“The scores were better than we had expected,” Michael Hock, director of educational assessment at the Agency of Education, said.

Hock said that the SBAC had conducted a projection of Vermont’s possible scores based on past scores with the NECAP and other tests, but Vermont students had surpassed the projected scores.

In sixth and 11th grade, 37 percent of students statewide scored “proficient” or higher. Fifty-two percent of third graders met the standard. In English Language Arts, between 51 and 58 percent of students received scores that were proficient or higher.

As this was the first time that the SBAC was given to Vermont students, AOE Secretary Rebecca Holcombe said in a press release the results should not be compared to those from the NECAP or other standardized tests.

“As with any change, there will be a period of adjustment, as teachers and students get used to the new standards and tests,” the press release states. “Parents may notice that fewer students scored as proficient on the Smarter Balanced test than did on the NECAP tests.  This does not mean our students now know less, nor does it mean that our schools—both public and independent—are doing worse.  It simply means the test is a more challenging test, and the Smarter Balanced Consortium deliberately set a proficiency threshold that it knew most students would not meet.”


More Williston students scored proficient or higher than students statewide, but in many cases—though not all—trailed behind students in Charlotte, Shelburne and Hinesburg. Williston is the largest of the districts in the Chittenden South Supervisory Union.

“It was really great to see how well the (supervisory union) did, as compared to the state,” Williston School District Principal Greg Marino said. “Williston didn’t do as well on math and (English Language Arts) as some of the other K-8 districts, and we want to dig deeper into that.”

Marino said he plans to analyze results more thoroughly in the coming weeks and months.

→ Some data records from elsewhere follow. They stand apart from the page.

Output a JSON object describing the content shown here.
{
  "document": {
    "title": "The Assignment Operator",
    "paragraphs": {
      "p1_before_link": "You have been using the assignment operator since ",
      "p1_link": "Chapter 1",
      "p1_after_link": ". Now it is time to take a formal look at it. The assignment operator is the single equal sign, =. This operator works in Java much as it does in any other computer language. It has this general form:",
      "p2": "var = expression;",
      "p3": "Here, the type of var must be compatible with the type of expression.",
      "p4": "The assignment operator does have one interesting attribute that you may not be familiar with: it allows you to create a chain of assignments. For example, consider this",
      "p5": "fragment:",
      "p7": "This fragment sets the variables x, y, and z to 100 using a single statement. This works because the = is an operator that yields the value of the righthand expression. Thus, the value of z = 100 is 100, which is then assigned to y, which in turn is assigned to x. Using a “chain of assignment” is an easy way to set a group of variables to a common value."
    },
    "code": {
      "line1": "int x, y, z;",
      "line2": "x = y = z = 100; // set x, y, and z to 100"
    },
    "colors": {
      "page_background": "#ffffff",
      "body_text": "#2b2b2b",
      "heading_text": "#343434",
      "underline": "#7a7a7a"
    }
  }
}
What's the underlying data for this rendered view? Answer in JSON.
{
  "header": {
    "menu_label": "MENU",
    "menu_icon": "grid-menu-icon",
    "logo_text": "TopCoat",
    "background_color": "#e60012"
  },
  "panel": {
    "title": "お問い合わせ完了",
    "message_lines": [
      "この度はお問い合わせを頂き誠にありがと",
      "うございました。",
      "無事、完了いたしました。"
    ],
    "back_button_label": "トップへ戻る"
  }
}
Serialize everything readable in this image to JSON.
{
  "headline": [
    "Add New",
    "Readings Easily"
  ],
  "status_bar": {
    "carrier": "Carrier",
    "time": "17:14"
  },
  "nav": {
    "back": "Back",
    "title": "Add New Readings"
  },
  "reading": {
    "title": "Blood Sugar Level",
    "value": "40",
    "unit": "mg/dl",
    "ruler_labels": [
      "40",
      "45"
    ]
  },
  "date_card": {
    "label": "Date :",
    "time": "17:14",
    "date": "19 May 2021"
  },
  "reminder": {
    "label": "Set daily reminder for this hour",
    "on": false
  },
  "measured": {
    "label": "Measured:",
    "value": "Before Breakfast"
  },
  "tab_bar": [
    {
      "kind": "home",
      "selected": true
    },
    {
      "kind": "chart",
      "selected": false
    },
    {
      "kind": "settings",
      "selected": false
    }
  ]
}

“The questions are linked to Common Core standards. What standards are students strongest in, and what questions linked to which standards were the most challenging for Williston students?” Marino said. “We will dig in and look at the programmatic implications of that. What can we do to make sure students are more solid on those standards?”


CVU easily surpassed state levels, but some achievement gaps remain.

“Given CVU’s performance on other standardized tests I’ve seen and knowing what I know about the school, I’m not surprised to see how well our students performed,” CVU Principal Adam Bunting said. “Clearly there’s work to be done, as there always is. First and foremost, I want to take a moment to celebrate the hard work of our students and the faculty.

Evans said that as the former CVU principal, he was especially pleased to see that 81 percent of students scored proficient or higher on the reading portion of the exam, but that 50 percent scored proficient with distinction.

“That’s half our kids reading at a really high level,” he said.

On the math portion, 60 percent of students reached the proficient level.

Bunting said the next step is to sit down and analyze the data—not just administrators, but educators and faculty members and, when possible, students.

“We like to approach that with the idea of it being a team, not just administration,” he said.

The test results can be used to inform the education system as a whole, but can also focus on individuals and classes to figure out how to help students, Bunting said.

He noted that, like any test, the exams are a one-time assessment, and results should be taken with a grain of salt.

“The intent is to offer a mirror for how we’re progressing on our national and state standards, but it also helps provide a mirror on our own locally assessed standards,” he said.

Evans said supervisory union staff will also look for trends.

“These are standards-based assessments, so we’ll work on finding the trends within the standards to see which standards we’re particularly strong at and which ones need some focus,” he said. “It can help us develop moving forward as a system, and we take that same approach to the individual—how to prescribe learning paths for students to make sure they all are successful.”

—Sarah Olsen of Vermont Digger contributed to this report.